◆ **What you need to do**
Without changing anything, reproduce every record below.

==== Extracted entries ====

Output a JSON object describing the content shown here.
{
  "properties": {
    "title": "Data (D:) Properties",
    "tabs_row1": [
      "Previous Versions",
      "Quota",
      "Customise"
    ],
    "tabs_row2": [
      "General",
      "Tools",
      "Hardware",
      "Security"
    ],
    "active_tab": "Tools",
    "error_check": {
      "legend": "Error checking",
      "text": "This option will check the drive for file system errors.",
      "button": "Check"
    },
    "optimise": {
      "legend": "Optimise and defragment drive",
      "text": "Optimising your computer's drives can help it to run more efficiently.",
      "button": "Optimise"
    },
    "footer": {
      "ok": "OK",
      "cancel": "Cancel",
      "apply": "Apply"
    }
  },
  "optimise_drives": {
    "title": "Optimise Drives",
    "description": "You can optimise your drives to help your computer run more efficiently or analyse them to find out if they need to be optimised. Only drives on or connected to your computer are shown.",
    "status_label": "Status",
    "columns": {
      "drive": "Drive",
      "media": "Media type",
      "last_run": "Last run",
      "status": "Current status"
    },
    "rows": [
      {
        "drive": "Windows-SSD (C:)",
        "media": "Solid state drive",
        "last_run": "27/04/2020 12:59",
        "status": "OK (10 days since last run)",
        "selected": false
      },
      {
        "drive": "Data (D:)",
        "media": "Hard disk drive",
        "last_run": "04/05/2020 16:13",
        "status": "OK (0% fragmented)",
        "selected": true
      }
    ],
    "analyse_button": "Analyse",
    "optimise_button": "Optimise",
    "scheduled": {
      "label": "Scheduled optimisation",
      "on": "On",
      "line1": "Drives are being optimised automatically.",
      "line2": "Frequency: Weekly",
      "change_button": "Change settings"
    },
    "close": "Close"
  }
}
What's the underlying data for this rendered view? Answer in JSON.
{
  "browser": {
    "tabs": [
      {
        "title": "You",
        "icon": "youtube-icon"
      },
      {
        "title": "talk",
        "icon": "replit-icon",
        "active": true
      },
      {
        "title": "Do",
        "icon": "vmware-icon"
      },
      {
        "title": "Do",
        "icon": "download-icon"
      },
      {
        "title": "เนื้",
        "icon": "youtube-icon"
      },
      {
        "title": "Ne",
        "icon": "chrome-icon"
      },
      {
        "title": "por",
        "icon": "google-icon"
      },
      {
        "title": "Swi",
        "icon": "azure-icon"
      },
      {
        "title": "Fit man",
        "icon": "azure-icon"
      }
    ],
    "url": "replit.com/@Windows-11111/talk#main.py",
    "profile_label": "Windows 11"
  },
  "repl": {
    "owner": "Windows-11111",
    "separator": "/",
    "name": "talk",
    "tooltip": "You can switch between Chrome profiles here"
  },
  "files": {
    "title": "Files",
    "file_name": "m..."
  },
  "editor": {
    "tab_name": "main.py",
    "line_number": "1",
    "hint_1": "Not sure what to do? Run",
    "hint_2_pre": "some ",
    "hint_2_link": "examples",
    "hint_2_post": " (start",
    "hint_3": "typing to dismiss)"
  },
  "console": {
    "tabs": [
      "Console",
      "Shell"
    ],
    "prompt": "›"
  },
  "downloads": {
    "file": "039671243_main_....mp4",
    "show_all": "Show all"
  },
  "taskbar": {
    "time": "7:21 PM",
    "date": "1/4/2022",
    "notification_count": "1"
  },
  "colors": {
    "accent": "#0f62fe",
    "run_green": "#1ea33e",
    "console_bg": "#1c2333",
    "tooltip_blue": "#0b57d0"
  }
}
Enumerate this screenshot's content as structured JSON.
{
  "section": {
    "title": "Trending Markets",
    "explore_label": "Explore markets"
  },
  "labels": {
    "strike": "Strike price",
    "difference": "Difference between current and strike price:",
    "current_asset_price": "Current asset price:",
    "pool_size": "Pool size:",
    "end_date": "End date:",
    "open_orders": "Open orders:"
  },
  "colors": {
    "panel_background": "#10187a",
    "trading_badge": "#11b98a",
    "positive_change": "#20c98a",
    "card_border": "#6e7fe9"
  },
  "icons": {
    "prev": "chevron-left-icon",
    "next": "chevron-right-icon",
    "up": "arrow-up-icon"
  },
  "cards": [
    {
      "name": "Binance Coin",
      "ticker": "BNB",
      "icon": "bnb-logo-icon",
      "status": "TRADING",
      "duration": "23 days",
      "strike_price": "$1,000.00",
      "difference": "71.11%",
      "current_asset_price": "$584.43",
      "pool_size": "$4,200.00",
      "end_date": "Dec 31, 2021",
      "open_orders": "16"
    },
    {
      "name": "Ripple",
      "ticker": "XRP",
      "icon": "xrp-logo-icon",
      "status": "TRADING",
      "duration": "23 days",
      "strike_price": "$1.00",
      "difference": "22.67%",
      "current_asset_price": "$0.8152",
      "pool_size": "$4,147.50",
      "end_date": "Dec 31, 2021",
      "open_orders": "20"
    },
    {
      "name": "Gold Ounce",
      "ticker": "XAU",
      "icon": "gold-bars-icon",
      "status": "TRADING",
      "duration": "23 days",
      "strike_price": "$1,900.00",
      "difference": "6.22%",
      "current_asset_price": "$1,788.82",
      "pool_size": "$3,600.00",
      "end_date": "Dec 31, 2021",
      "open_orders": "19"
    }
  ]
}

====

◆ **Answer to this problem**
Output a JSON object describing the content shown here.
{
  "properties": {
    "title": "Data (D:) Properties",
    "tabs_row1": [
      "Previous Versions",
      "Quota",
      "Customise"
    ],
    "tabs_row2": [
      "General",
      "Tools",
      "Hardware",
      "Security"
    ],
    "active_tab": "Tools",
    "error_check": {
      "legend": "Error checking",
      "text": "This option will check the drive for file system errors.",
      "button": "Check"
    },
    "optimise": {
      "legend": "Optimise and defragment drive",
      "text": "Optimising your computer's drives can help it to run more efficiently.",
      "button": "Optimise"
    },
    "footer": {
      "ok": "OK",
      "cancel": "Cancel",
      "apply": "Apply"
    }
  },
  "optimise_drives": {
    "title": "Optimise Drives",
    "description": "You can optimise your drives to help your computer run more efficiently or analyse them to find out if they need to be optimised. Only drives on or connected to your computer are shown.",
    "status_label": "Status",
    "columns": {
      "drive": "Drive",
      "media": "Media type",
      "last_run": "Last run",
      "status": "Current status"
    },
    "rows": [
      {
        "drive": "Windows-SSD (C:)",
        "media": "Solid state drive",
        "last_run": "27/04/2020 12:59",
        "status": "OK (10 days since last run)",
        "selected": false
      },
      {
        "drive": "Data (D:)",
        "media": "Hard disk drive",
        "last_run": "04/05/2020 16:13",
        "status": "OK (0% fragmented)",
        "selected": true
      }
    ],
    "analyse_button": "Analyse",
    "optimise_button": "Optimise",
    "scheduled": {
      "label": "Scheduled optimisation",
      "on": "On",
      "line1": "Drives are being optimised automatically.",
      "line2": "Frequency: Weekly",
      "change_button": "Change settings"
    },
    "close": "Close"
  }
}
What's the underlying data for this rendered view? Answer in JSON.
{
  "browser": {
    "tabs": [
      {
        "title": "You",
        "icon": "youtube-icon"
      },
      {
        "title": "talk",
        "icon": "replit-icon",
        "active": true
      },
      {
        "title": "Do",
        "icon": "vmware-icon"
      },
      {
        "title": "Do",
        "icon": "download-icon"
      },
      {
        "title": "เนื้",
        "icon": "youtube-icon"
      },
      {
        "title": "Ne",
        "icon": "chrome-icon"
      },
      {
        "title": "por",
        "icon": "google-icon"
      },
      {
        "title": "Swi",
        "icon": "azure-icon"
      },
      {
        "title": "Fit man",
        "icon": "azure-icon"
      }
    ],
    "url": "replit.com/@Windows-11111/talk#main.py",
    "profile_label": "Windows 11"
  },
  "repl": {
    "owner": "Windows-11111",
    "separator": "/",
    "name": "talk",
    "tooltip": "You can switch between Chrome profiles here"
  },
  "files": {
    "title": "Files",
    "file_name": "m..."
  },
  "editor": {
    "tab_name": "main.py",
    "line_number": "1",
    "hint_1": "Not sure what to do? Run",
    "hint_2_pre": "some ",
    "hint_2_link": "examples",
    "hint_2_post": " (start",
    "hint_3": "typing to dismiss)"
  },
  "console": {
    "tabs": [
      "Console",
      "Shell"
    ],
    "prompt": "›"
  },
  "downloads": {
    "file": "039671243_main_....mp4",
    "show_all": "Show all"
  },
  "taskbar": {
    "time": "7:21 PM",
    "date": "1/4/2022",
    "notification_count": "1"
  },
  "colors": {
    "accent": "#0f62fe",
    "run_green": "#1ea33e",
    "console_bg": "#1c2333",
    "tooltip_blue": "#0b57d0"
  }
}
Enumerate this screenshot's content as structured JSON.
{
  "section": {
    "title": "Trending Markets",
    "explore_label": "Explore markets"
  },
  "labels": {
    "strike": "Strike price",
    "difference": "Difference between current and strike price:",
    "current_asset_price": "Current asset price:",
    "pool_size": "Pool size:",
    "end_date": "End date:",
    "open_orders": "Open orders:"
  },
  "colors": {
    "panel_background": "#10187a",
    "trading_badge": "#11b98a",
    "positive_change": "#20c98a",
    "card_border": "#6e7fe9"
  },
  "icons": {
    "prev": "chevron-left-icon",
    "next": "chevron-right-icon",
    "up": "arrow-up-icon"
  },
  "cards": [
    {
      "name": "Binance Coin",
      "ticker": "BNB",
      "icon": "bnb-logo-icon",
      "status": "TRADING",
      "duration": "23 days",
      "strike_price": "$1,000.00",
      "difference": "71.11%",
      "current_asset_price": "$584.43",
      "pool_size": "$4,200.00",
      "end_date": "Dec 31, 2021",
      "open_orders": "16"
    },
    {
      "name": "Ripple",
      "ticker": "XRP",
      "icon": "xrp-logo-icon",
      "status": "TRADING",
      "duration": "23 days",
      "strike_price": "$1.00",
      "difference": "22.67%",
      "current_asset_price": "$0.8152",
      "pool_size": "$4,147.50",
      "end_date": "Dec 31, 2021",
      "open_orders": "20"
    },
    {
      "name": "Gold Ounce",
      "ticker": "XAU",
      "icon": "gold-bars-icon",
      "status": "TRADING",
      "duration": "23 days",
      "strike_price": "$1,900.00",
      "difference": "6.22%",
      "current_asset_price": "$1,788.82",
      "pool_size": "$3,600.00",
      "end_date": "Dec 31, 2021",
      "open_orders": "19"
    }
  ]
}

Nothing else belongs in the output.